I have encountered and classified a new form of worship. I am calling it ADHD Worship. It is classified by the incessant movement of people who not only break out into song from time to time, but use worship time to meet and greet friends, play at dancing together during the faster songs, and nearly never pay attention to the song or the worship leaders. And of course, during the choruses of fast songs, you are required to jump up and down (the white man’s version of Gospel “creative movement”).
Now as many of you know I grew up in a Pentecostal tradition, and still am part of a worship tradition that is known for its penchant to move from time to time in ways uncomfortable for most Presbyterians. I have seen rowdy crowds of worshipers, but that is not what I am talking about.

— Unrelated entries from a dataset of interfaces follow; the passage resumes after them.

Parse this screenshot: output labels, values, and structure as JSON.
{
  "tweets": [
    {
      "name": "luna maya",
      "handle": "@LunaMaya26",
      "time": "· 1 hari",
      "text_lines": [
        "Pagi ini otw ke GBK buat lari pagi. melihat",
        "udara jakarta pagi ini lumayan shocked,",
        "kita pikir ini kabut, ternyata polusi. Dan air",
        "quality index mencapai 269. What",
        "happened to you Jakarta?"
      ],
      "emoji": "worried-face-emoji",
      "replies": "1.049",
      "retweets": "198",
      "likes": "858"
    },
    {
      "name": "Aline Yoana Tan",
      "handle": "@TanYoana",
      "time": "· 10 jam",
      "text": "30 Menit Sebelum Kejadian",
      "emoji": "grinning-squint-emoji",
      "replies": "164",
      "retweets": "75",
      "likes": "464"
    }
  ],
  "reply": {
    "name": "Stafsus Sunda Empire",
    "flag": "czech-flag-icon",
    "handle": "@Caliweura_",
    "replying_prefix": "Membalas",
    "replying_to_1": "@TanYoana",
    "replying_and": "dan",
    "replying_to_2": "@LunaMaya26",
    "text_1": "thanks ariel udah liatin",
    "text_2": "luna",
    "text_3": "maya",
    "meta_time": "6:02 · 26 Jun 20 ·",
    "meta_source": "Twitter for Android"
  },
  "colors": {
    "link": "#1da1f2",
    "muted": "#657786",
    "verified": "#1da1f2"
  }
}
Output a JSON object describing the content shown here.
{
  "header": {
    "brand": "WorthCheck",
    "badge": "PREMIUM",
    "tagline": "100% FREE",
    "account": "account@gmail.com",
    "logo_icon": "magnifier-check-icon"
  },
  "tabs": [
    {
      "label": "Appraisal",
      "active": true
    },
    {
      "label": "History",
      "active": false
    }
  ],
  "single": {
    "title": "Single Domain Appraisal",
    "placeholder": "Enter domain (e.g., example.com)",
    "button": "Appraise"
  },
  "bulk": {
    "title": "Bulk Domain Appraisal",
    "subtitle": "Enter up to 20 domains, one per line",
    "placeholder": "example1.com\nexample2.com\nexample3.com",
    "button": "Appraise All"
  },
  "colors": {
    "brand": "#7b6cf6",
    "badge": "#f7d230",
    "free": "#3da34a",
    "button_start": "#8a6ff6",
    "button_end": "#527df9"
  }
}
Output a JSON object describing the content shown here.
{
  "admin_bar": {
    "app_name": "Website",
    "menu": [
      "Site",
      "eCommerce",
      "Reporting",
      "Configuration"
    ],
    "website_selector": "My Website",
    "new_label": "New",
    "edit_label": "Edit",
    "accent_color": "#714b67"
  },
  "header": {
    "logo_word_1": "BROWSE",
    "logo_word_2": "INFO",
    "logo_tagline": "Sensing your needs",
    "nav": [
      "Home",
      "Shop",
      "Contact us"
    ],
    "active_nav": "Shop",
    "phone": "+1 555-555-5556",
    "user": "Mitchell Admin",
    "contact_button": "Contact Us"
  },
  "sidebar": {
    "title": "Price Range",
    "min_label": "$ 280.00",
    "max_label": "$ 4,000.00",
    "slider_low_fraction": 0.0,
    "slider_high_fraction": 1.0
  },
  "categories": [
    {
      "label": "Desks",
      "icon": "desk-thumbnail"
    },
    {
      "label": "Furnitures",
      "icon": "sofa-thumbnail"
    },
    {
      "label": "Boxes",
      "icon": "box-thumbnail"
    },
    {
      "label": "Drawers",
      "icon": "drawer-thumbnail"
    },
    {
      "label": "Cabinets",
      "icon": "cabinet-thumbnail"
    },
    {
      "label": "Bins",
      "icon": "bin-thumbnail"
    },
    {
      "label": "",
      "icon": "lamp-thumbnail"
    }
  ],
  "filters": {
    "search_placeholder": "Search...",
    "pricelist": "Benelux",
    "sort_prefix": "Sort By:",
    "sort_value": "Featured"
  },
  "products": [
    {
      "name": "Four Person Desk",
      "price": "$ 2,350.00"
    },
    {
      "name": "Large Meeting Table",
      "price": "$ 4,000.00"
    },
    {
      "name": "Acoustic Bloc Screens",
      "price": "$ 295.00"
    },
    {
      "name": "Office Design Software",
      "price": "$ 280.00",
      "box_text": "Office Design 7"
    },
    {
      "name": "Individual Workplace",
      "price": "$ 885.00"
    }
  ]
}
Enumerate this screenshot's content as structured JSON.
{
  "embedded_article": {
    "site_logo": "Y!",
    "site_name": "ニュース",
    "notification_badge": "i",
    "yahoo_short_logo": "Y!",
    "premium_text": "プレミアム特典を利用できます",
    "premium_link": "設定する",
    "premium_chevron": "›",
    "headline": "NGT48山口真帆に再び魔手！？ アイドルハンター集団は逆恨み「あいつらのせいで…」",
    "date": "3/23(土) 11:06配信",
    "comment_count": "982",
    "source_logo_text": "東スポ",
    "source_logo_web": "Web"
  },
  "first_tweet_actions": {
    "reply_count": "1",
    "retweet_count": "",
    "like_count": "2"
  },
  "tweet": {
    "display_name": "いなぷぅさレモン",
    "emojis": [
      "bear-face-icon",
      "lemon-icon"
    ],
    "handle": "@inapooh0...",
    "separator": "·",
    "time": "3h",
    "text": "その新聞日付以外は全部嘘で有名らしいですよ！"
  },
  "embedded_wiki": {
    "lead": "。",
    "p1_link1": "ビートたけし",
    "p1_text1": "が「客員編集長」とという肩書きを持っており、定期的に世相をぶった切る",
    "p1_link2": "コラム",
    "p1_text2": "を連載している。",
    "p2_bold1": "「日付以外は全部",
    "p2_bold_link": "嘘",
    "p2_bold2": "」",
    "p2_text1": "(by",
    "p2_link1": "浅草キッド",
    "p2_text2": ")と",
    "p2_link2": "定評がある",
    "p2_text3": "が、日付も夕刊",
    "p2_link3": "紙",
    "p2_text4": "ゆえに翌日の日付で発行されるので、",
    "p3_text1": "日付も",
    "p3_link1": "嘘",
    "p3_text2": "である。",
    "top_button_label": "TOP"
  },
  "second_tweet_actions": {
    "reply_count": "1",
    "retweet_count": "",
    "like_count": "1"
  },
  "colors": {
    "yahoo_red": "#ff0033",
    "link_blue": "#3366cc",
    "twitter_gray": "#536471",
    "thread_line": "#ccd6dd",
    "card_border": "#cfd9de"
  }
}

It is said that ADHD kids are OK learning while they are moving around. So here we have a setting in which apparently the best way to engage God is to become mobile, social, and unfocused. People often complain that evangelical worship is susceptible to being a concert-well, this is a concert. In fact, most intimate concert setting I have been in have shown more decorum and respect than this experience did.
It strikes me that for all our evangelical experimenting with worship styles, this has to be one of the lowest forms on the food chain. Take traditional church hymnody, remove 80% of the theology, simplify the melody and chord structure, never stress reverence and awe, encourage an incredibly privatized form of experience, open the aisles for “meet-and-greets,” and viola you have ADHD worship.
I am interested in the sensibilities this creates in people, especially young people. Will they have the capacity to encounter God in worship in reverence and respect? Will they learn that encountering God is always a matter of emotional highs-even if they have to manufacture it? Will they deepen their grasp of doctrine or will they develop only a devotional relationship with God?
What happened to God’s still, small voice? Don’t we need to be quiet, focused, and attentive to hear that?